I don’t ever want to wake up,
Lookin’ into someone else’s eyes
Another voice calling me baby
On the other end of the phone
A new girl puttin’ on her makeup
Before dinner on Friday night
No I don’t ever wanna know,
No other shotgun rider, beside me, singin’ to the radio
—  Tim McGraw

The Richardson Guerilla Shotgun,

Illif D. Richardson was certainly an interesting figure during World War II.  A radio expert and PT Boat crewman with the rank of ensign, Richardson was stationed in the Philippines when the Japanese attacked and invaded the islands.  When the Japanese took over the country, he fled into the jungles and became a guerilla fighter, joining the Philippine Resistance.  With his radio skills, Richardson was able to set up a secret communication network between all of the various Filipino resistance groups, and for three years he was responsible for coordinating the operations of the Philippine Resistance. In 1944 Gen. Douglas MacArthur awarded him for his exploits by assigning him to US Army Intelligence and awarding him the rank of Major. Interestingly, Richardson was the only US serviceman to hold officers commissions in both the US Army and US Navy simultaneously.

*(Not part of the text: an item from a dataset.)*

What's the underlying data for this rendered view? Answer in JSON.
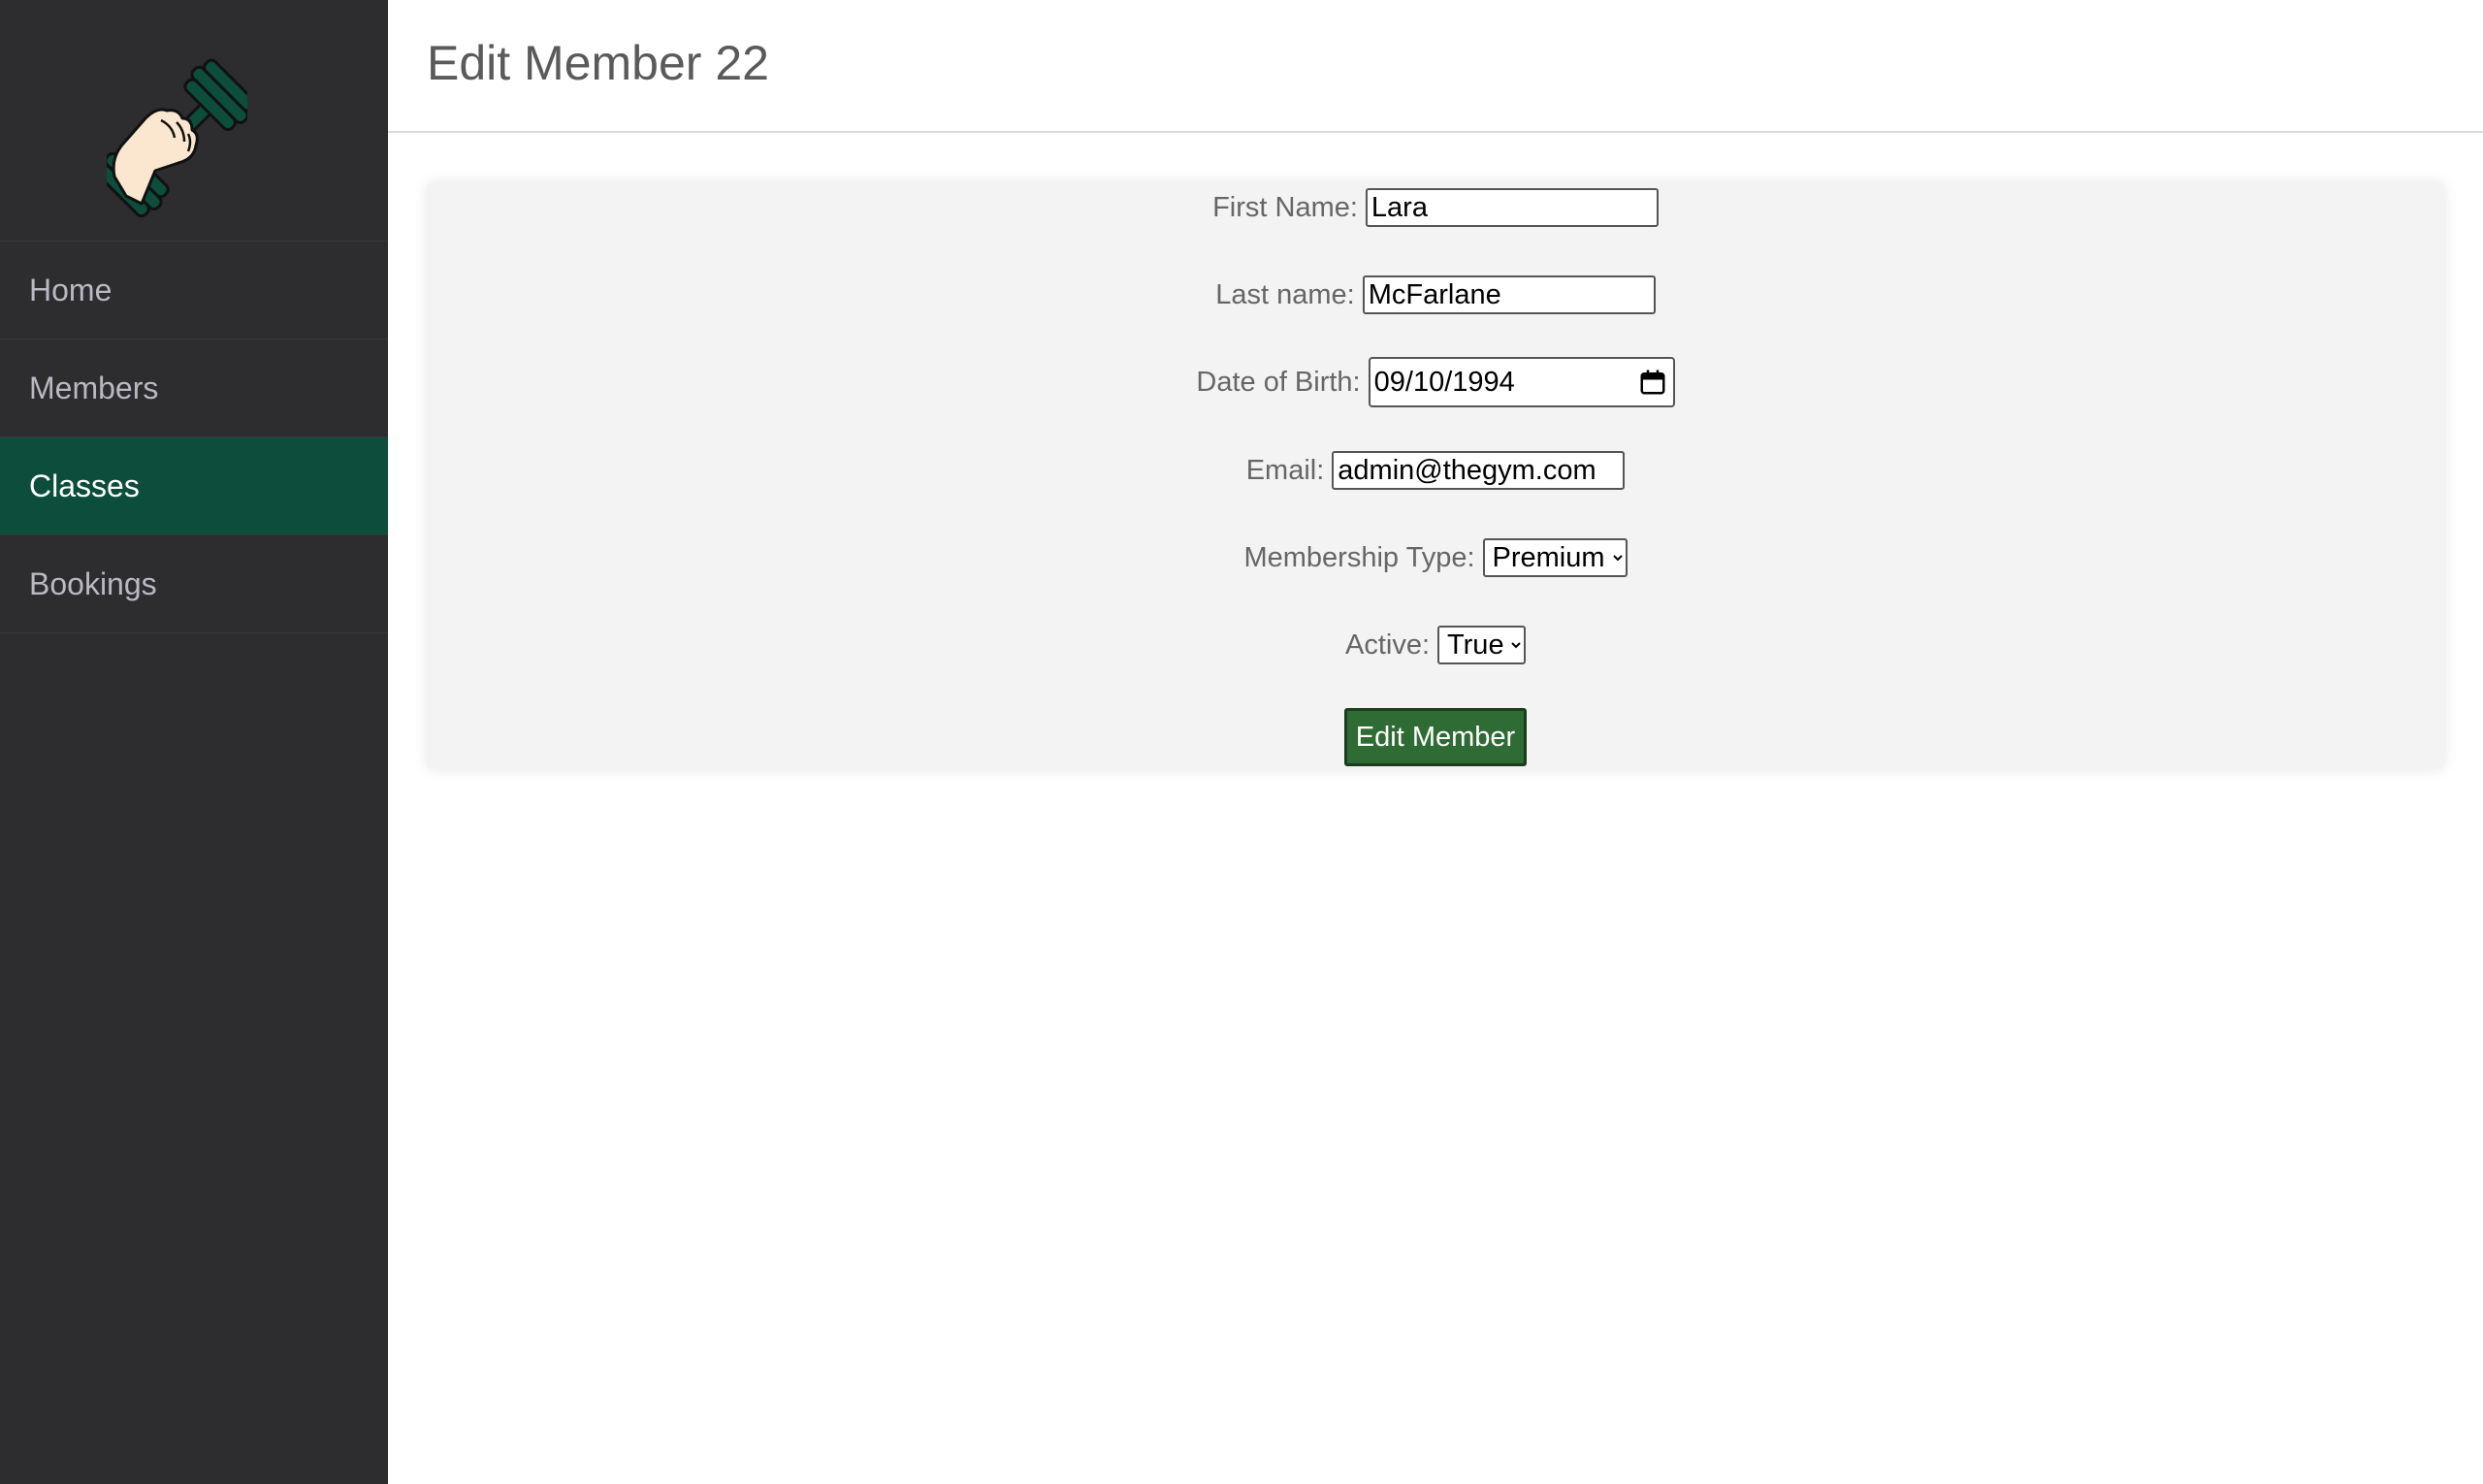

While working with the Filipino Resistance, Richardson took special interest in the homemade firearms produced and used by many Filipino people.  Often simple people with access to few resources, they were able to cobble together crude but working firearms built from scrap metal and cast away parts.  Such home gunsmithing had been a tradition in the Philippines dating back to when they revolted against the Spanish in the late 19th century, and continued during the Spanish American War and Philippine American War. Home gunsmithing is still common today. One of the most common firearm designs was the slamfire shotgun.   A single shot shotgun, it had a very curious action. The barrel consisted of two tubes, an inner tube shrouded by a larger out tube. To load the user would remove the outer tube and insert a shotgun shell into it. The inner tube was mounted with a fixed firing pin, and the user would then replace the outer tube. Finally, the user would slam the outer barrel back, banging the cartridge primer against the firing pin which discharged the shell. It was a very crude system, and not a very effective combat weapon, but the Filipinos were able to successfully ambush enemy soldiers with them, thus acquiring rifles, machine guns, and grenades.

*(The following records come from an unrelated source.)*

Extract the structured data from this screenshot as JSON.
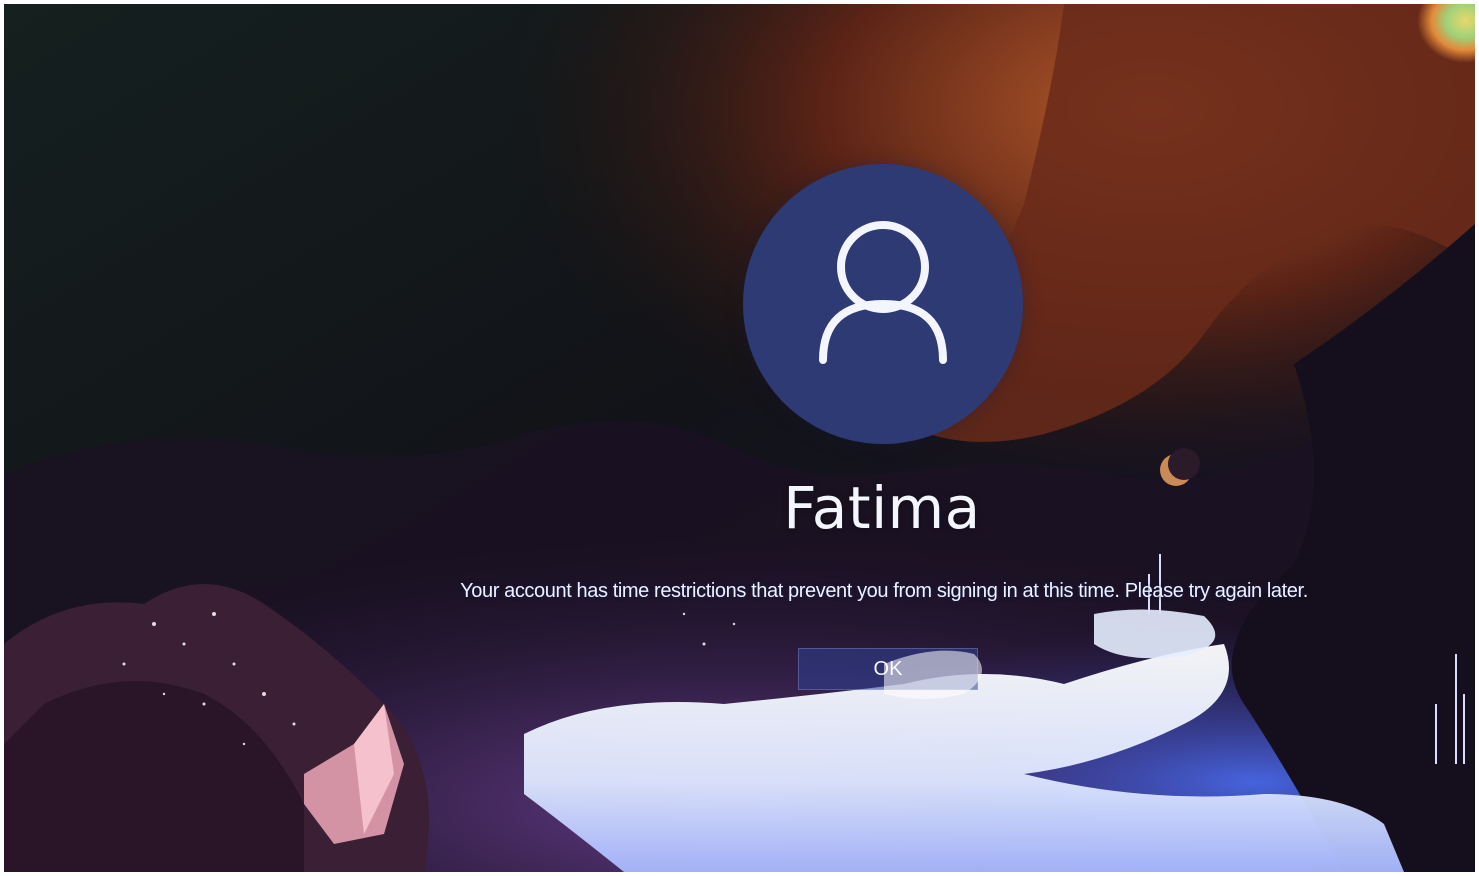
{
  "user": {
    "name": "Fatima",
    "avatar_icon": "person-outline-icon"
  },
  "message": {
    "text": "Your account has time restrictions that prevent you from signing in at this time. Please try again later."
  },
  "actions": {
    "ok_label": "OK"
  },
  "colors": {
    "avatar_background": "#2d3a74",
    "button_background": "#304296",
    "text": "#f4f6ff"
  }
}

When Richardson returned to the United States, he instantly became famous, writing his memoirs and touring the country. To cash in on his fame, Richardson attempted to go into the firearms business by making replicas of the slamfire shotguns that were used by Filipino fighters.  The Richardson Guerilla gun was also a slamfire shotgun, chambered in 12 gauge.  While it appears that it had a trigger, its actually a safety mechanism so that any bump or jolt does not cause the primer to make contact with the firing pin, causing an accidental discharge.  The trigger connected to a lever which held the barrel in place, so the use would have to hold the trigger, unlocking the barrel so that it could be “slam fired”.  The Richardson shotgun was cheap to produce, and was meant to simulate the crudeness of the Filipino design.  Even the stock was crudely cut and poorly finished.  The Richardson Guerilla gun was a commercial flop, and few wear produced.  While it was an interesting novelty, in the end it was a piece of junk, based on the designs of desperate people who threw away their slamfire guns when they acquired something better.